But his stature as the game’s best player — and Sporting News’ MLB Athlete of the Decade — does not come from individual instances in which he amazes spectators. His greatness instead arrives in a steady flow, always there.
“I wouldn’t say there’s just one (standout) moment,” Angels left-hander Andrew Heaney told Sporting News. “But that’s what makes him great. He doesn’t have moments. He just does it every single day.”
Over the past eight seasons, Trout has hit above .300 five times, finished with an on-base percentage of at least .430 five times and launched at least 35 home runs on four occasions. He has won three MVPs and made an All-Star team in every full season of his career.
At 28, he has already established himself as his franchise's all-time greatest player, though the Angels have not yet built a deserving contender around him.
Trout is the subject of immense appreciation and respect from those in the Angels clubhouse, including first baseman Albert Pujols, who was perhaps MLB's best performer of the previous decade.
“I’m just thrilled to be able to play and wear the same uniform with him,” Pujols told SN. “Knowing that he’s going to pretty much do every night something special. I’m just blessed to have the opportunity.”
Because Trout enjoys privacy and does not desire a public presence when he's not playing, he's viewed by many as a quiet superstar. In fact, his introverted outlook at times has led to criticism — commissioner Robert Manfred last year cited it as part of the reason behind MLB's inconsistent marketing success.
Within his own ranks, though, the perspective is entirely positive.
MORE: SN's MLB All-Decade team
Shortstop Andrelton Simmons became visibly frustrated thinking about any outsiders who might needle at Trout’s personality. Simmons (and Heaney) brought up Trout's passion for the NFL's Philadelphia Eagles, and how he uses his love for football as a way to rib teammates and get to know them better. They also mentioned the outfielder's vocal affinity for hunting and said they have appreciated the lack of arrogance in his day-to-day interactions among teammates.
“The people that know him, they know who he is,” Simmons told SN. “They know how funny he can be, how despite how great of a player he is, how approachable he is to everybody."
It's a testament to Trout's production that he has become baseball's golden standard despite reaching the postseason only once and preferring to remain relatively anonymous. He owned a decade of baseball on his own terms.
Not close to the conclusion of his career, his accomplishments are historic.

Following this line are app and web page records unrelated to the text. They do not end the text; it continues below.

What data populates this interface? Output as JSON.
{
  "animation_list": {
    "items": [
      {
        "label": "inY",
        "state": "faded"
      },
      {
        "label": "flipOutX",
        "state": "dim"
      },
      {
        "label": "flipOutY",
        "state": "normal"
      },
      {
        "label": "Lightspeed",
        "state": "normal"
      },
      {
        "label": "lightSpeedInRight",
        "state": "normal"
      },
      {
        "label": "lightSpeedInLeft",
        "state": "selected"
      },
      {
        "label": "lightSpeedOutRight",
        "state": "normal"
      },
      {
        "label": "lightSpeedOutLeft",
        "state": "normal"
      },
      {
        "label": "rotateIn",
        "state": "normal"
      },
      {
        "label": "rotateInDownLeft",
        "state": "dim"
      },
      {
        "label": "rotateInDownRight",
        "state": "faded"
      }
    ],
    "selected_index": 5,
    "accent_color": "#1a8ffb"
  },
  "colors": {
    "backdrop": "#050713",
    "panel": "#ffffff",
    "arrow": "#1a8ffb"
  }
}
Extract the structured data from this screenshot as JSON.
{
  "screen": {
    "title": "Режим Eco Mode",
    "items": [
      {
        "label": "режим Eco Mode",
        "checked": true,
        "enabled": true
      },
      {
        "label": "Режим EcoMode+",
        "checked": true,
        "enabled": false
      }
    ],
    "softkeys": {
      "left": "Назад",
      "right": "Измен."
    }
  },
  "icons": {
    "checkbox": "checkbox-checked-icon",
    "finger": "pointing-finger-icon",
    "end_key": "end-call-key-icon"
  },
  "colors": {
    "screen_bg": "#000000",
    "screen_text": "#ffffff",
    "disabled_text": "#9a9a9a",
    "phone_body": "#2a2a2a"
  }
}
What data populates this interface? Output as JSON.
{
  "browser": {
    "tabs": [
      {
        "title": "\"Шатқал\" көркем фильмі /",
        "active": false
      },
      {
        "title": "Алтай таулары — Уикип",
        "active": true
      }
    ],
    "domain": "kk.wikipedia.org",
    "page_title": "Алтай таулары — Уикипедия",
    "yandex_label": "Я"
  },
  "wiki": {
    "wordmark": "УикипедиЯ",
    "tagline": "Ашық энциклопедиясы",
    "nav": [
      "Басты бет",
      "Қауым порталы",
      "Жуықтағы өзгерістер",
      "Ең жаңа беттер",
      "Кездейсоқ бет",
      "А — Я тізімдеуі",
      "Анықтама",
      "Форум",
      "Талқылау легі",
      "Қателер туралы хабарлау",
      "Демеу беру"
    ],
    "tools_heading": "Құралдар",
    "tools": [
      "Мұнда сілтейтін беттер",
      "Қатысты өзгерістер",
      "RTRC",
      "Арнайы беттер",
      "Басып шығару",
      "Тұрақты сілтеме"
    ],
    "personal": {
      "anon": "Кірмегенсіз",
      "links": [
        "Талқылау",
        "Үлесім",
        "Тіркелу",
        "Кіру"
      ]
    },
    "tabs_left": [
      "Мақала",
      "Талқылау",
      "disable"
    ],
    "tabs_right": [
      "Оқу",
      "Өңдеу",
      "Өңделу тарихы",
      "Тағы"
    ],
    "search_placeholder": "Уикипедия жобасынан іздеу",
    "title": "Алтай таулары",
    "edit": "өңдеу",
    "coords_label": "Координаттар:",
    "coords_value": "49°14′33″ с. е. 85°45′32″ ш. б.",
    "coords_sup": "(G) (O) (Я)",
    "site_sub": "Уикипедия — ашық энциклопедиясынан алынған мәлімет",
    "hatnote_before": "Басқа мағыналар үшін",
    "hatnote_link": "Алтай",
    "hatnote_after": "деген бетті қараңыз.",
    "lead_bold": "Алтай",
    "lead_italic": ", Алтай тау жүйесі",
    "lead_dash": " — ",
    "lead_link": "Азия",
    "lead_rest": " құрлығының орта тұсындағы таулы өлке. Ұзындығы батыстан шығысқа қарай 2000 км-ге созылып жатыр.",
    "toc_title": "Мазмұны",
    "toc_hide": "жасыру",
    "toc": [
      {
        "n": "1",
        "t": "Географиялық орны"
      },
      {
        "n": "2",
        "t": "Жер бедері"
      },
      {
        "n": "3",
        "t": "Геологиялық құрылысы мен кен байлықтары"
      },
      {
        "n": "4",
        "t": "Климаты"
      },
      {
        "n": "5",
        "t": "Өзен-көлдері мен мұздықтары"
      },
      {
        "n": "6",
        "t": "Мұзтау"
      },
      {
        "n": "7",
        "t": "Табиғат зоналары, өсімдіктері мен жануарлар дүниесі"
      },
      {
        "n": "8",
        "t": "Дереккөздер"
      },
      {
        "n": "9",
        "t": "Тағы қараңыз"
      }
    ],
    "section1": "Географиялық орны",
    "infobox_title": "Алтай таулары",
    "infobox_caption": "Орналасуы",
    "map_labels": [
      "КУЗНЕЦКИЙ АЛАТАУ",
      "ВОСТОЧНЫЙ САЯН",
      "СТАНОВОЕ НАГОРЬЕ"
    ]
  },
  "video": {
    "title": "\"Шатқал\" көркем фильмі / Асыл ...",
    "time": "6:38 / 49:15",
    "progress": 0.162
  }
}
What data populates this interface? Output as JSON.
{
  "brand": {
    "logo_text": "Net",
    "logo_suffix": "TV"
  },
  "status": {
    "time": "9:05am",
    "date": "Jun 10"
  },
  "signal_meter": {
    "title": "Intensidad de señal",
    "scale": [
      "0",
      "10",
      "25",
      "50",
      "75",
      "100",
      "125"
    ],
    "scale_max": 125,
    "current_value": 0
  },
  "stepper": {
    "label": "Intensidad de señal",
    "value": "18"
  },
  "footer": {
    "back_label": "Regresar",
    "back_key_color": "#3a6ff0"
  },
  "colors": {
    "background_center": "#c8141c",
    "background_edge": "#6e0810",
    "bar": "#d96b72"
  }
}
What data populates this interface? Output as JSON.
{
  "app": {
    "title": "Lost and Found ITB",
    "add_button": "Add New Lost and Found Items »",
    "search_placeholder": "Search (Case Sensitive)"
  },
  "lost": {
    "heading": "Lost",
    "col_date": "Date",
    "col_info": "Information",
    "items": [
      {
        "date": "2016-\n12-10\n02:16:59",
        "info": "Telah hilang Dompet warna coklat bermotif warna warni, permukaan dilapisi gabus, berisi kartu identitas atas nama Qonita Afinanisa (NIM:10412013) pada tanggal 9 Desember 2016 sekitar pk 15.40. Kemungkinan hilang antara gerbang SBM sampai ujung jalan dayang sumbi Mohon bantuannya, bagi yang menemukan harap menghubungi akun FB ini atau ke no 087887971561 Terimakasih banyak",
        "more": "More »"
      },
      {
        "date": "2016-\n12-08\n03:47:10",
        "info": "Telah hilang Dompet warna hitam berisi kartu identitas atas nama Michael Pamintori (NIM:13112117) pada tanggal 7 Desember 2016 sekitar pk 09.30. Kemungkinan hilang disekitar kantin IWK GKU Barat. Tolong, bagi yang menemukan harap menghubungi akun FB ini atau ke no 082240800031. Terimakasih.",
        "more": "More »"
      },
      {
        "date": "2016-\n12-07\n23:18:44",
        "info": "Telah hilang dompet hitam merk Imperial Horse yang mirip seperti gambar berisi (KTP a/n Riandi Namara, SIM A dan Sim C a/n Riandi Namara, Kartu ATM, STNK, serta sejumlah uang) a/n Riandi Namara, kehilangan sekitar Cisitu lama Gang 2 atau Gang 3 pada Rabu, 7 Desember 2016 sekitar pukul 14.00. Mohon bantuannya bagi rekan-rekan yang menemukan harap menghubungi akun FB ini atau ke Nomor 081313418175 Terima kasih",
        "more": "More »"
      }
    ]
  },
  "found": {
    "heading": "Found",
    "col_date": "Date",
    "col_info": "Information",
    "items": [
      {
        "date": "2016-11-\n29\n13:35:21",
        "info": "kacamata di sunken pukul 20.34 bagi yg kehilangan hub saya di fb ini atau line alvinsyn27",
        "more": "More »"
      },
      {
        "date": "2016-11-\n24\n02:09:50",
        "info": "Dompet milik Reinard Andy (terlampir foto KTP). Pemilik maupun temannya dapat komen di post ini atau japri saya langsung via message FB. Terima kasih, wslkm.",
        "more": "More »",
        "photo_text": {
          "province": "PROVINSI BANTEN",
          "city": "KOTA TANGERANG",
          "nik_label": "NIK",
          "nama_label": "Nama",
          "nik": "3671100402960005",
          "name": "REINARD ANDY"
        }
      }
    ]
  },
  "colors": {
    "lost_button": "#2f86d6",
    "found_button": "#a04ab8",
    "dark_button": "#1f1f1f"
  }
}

"If he literally stopped playing baseball tomorrow he would still be a Hall of Famer," Heaney said. “You’re just kind of in awe.”
By the numbers
Mike Trout MLB ranks since 2010:
The difference in wins above replacement this decade between Trout and MLB’s next-highest position player finisher, Buster Posey, is 20.1 WAR, equivalent to the entire career of two-time All-Star Marcell Ozuna.
What they're saying:
"He knows that he’s the best player in the game, but I think the most (impressive) thing about Trout is that he wants to get better every year and doesn’t take anything for granted." —Angels first baseman Albert Pujols
“People see the highlights, see the home runs, but they sometimes don’t see the little things he does every day. How fast he is, how he covers ground in the outfield and the way he plays defense, the good at-bats he has and the walks he takes. Everything that Mike does, it’s incredible. I’ve never seen a guy with (that) depth of talent.” — Former Angels manager Mike Scioscia
The next decade belongs to: Mike Trout
The greatest players of all time in every major U.S. sport produced much of their best work after turning 28. Tom Brady has won three Super Bowls, earned three MVPs and thrown 412 touchdown passes since reaching that age. Michael Jordan won four NBA championships and earned two MVPs over that span (and LeBron James has amassed similar achievements). Wayne Gretsky registered 1,020 points. Barry Bonds hit 540 home runs. Hank Aaron hit 457.
Trout, then, is well-positioned to remain atop baseball for most of the 2020s and potentially make his case as the top player ever. He excels in every aspect of the game, and while some skills may erode with age, the totality of his talents should make it difficult for anyone to eclipse him.